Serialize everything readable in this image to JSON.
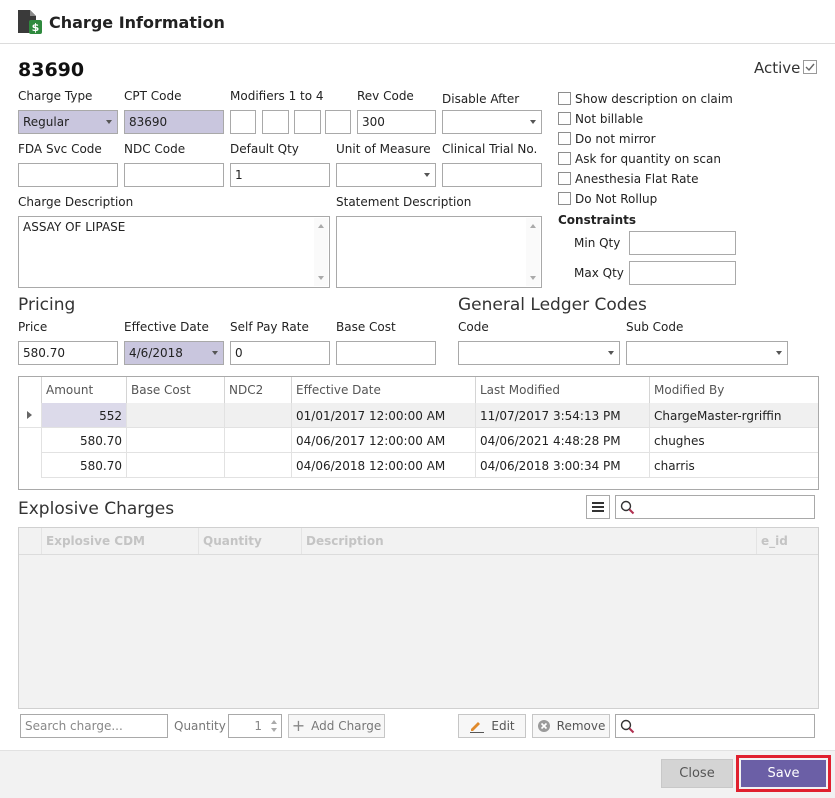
{
  "window": {
    "title": "Charge Information"
  },
  "header": {
    "charge_number": "83690",
    "active_label": "Active",
    "active_checked": true
  },
  "form": {
    "charge_type": {
      "label": "Charge Type",
      "value": "Regular"
    },
    "cpt_code": {
      "label": "CPT Code",
      "value": "83690"
    },
    "modifiers": {
      "label": "Modifiers 1 to 4",
      "values": [
        "",
        "",
        "",
        ""
      ]
    },
    "rev_code": {
      "label": "Rev Code",
      "value": "300"
    },
    "disable_after": {
      "label": "Disable After",
      "value": ""
    },
    "fda_svc_code": {
      "label": "FDA Svc Code",
      "value": ""
    },
    "ndc_code": {
      "label": "NDC Code",
      "value": ""
    },
    "default_qty": {
      "label": "Default Qty",
      "value": "1"
    },
    "unit_of_measure": {
      "label": "Unit of Measure",
      "value": ""
    },
    "clinical_trial_no": {
      "label": "Clinical Trial No.",
      "value": ""
    },
    "charge_description": {
      "label": "Charge Description",
      "value": "ASSAY OF LIPASE"
    },
    "statement_description": {
      "label": "Statement Description",
      "value": ""
    }
  },
  "options": [
    {
      "label": "Show description on claim",
      "checked": false
    },
    {
      "label": "Not billable",
      "checked": false
    },
    {
      "label": "Do not mirror",
      "checked": false
    },
    {
      "label": "Ask for quantity on scan",
      "checked": false
    },
    {
      "label": "Anesthesia Flat Rate",
      "checked": false
    },
    {
      "label": "Do Not Rollup",
      "checked": false
    }
  ],
  "constraints": {
    "heading": "Constraints",
    "min_qty_label": "Min Qty",
    "min_qty": "",
    "max_qty_label": "Max Qty",
    "max_qty": ""
  },
  "pricing": {
    "heading": "Pricing",
    "price_label": "Price",
    "price": "580.70",
    "effective_date_label": "Effective Date",
    "effective_date": "4/6/2018",
    "self_pay_rate_label": "Self Pay Rate",
    "self_pay_rate": "0",
    "base_cost_label": "Base Cost",
    "base_cost": ""
  },
  "gl_codes": {
    "heading": "General Ledger Codes",
    "code_label": "Code",
    "code": "",
    "sub_code_label": "Sub Code",
    "sub_code": ""
  },
  "price_grid": {
    "columns": [
      "Amount",
      "Base Cost",
      "NDC2",
      "Effective Date",
      "Last Modified",
      "Modified By"
    ],
    "rows": [
      [
        "552",
        "",
        "",
        "01/01/2017 12:00:00 AM",
        "11/07/2017 3:54:13 PM",
        "ChargeMaster-rgriffin"
      ],
      [
        "580.70",
        "",
        "",
        "04/06/2017 12:00:00 AM",
        "04/06/2021 4:48:28 PM",
        "chughes"
      ],
      [
        "580.70",
        "",
        "",
        "04/06/2018 12:00:00 AM",
        "04/06/2018 3:00:34 PM",
        "charris"
      ]
    ]
  },
  "explosive": {
    "heading": "Explosive Charges",
    "search_value": "",
    "columns": [
      "Explosive CDM",
      "Quantity",
      "Description",
      "e_id"
    ],
    "search_charge_placeholder": "Search charge...",
    "quantity_label": "Quantity",
    "quantity_value": "1",
    "add_charge_label": "Add Charge",
    "edit_label": "Edit",
    "remove_label": "Remove",
    "bottom_search_value": ""
  },
  "footer": {
    "close_label": "Close",
    "save_label": "Save"
  },
  "colors": {
    "accent": "#6b5fa6",
    "highlight_border": "#e0202e",
    "shaded_field": "#c9c6de"
  }
}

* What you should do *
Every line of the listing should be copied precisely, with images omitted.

* Expected answer *
Serialize everything readable in this image to JSON.
{
  "window": {
    "title": "Charge Information"
  },
  "header": {
    "charge_number": "83690",
    "active_label": "Active",
    "active_checked": true
  },
  "form": {
    "charge_type": {
      "label": "Charge Type",
      "value": "Regular"
    },
    "cpt_code": {
      "label": "CPT Code",
      "value": "83690"
    },
    "modifiers": {
      "label": "Modifiers 1 to 4",
      "values": [
        "",
        "",
        "",
        ""
      ]
    },
    "rev_code": {
      "label": "Rev Code",
      "value": "300"
    },
    "disable_after": {
      "label": "Disable After",
      "value": ""
    },
    "fda_svc_code": {
      "label": "FDA Svc Code",
      "value": ""
    },
    "ndc_code": {
      "label": "NDC Code",
      "value": ""
    },
    "default_qty": {
      "label": "Default Qty",
      "value": "1"
    },
    "unit_of_measure": {
      "label": "Unit of Measure",
      "value": ""
    },
    "clinical_trial_no": {
      "label": "Clinical Trial No.",
      "value": ""
    },
    "charge_description": {
      "label": "Charge Description",
      "value": "ASSAY OF LIPASE"
    },
    "statement_description": {
      "label": "Statement Description",
      "value": ""
    }
  },
  "options": [
    {
      "label": "Show description on claim",
      "checked": false
    },
    {
      "label": "Not billable",
      "checked": false
    },
    {
      "label": "Do not mirror",
      "checked": false
    },
    {
      "label": "Ask for quantity on scan",
      "checked": false
    },
    {
      "label": "Anesthesia Flat Rate",
      "checked": false
    },
    {
      "label": "Do Not Rollup",
      "checked": false
    }
  ],
  "constraints": {
    "heading": "Constraints",
    "min_qty_label": "Min Qty",
    "min_qty": "",
    "max_qty_label": "Max Qty",
    "max_qty": ""
  },
  "pricing": {
    "heading": "Pricing",
    "price_label": "Price",
    "price": "580.70",
    "effective_date_label": "Effective Date",
    "effective_date": "4/6/2018",
    "self_pay_rate_label": "Self Pay Rate",
    "self_pay_rate": "0",
    "base_cost_label": "Base Cost",
    "base_cost": ""
  },
  "gl_codes": {
    "heading": "General Ledger Codes",
    "code_label": "Code",
    "code": "",
    "sub_code_label": "Sub Code",
    "sub_code": ""
  },
  "price_grid": {
    "columns": [
      "Amount",
      "Base Cost",
      "NDC2",
      "Effective Date",
      "Last Modified",
      "Modified By"
    ],
    "rows": [
      [
        "552",
        "",
        "",
        "01/01/2017 12:00:00 AM",
        "11/07/2017 3:54:13 PM",
        "ChargeMaster-rgriffin"
      ],
      [
        "580.70",
        "",
        "",
        "04/06/2017 12:00:00 AM",
        "04/06/2021 4:48:28 PM",
        "chughes"
      ],
      [
        "580.70",
        "",
        "",
        "04/06/2018 12:00:00 AM",
        "04/06/2018 3:00:34 PM",
        "charris"
      ]
    ]
  },
  "explosive": {
    "heading": "Explosive Charges",
    "search_value": "",
    "columns": [
      "Explosive CDM",
      "Quantity",
      "Description",
      "e_id"
    ],
    "search_charge_placeholder": "Search charge...",
    "quantity_label": "Quantity",
    "quantity_value": "1",
    "add_charge_label": "Add Charge",
    "edit_label": "Edit",
    "remove_label": "Remove",
    "bottom_search_value": ""
  },
  "footer": {
    "close_label": "Close",
    "save_label": "Save"
  },
  "colors": {
    "accent": "#6b5fa6",
    "highlight_border": "#e0202e",
    "shaded_field": "#c9c6de"
  }
}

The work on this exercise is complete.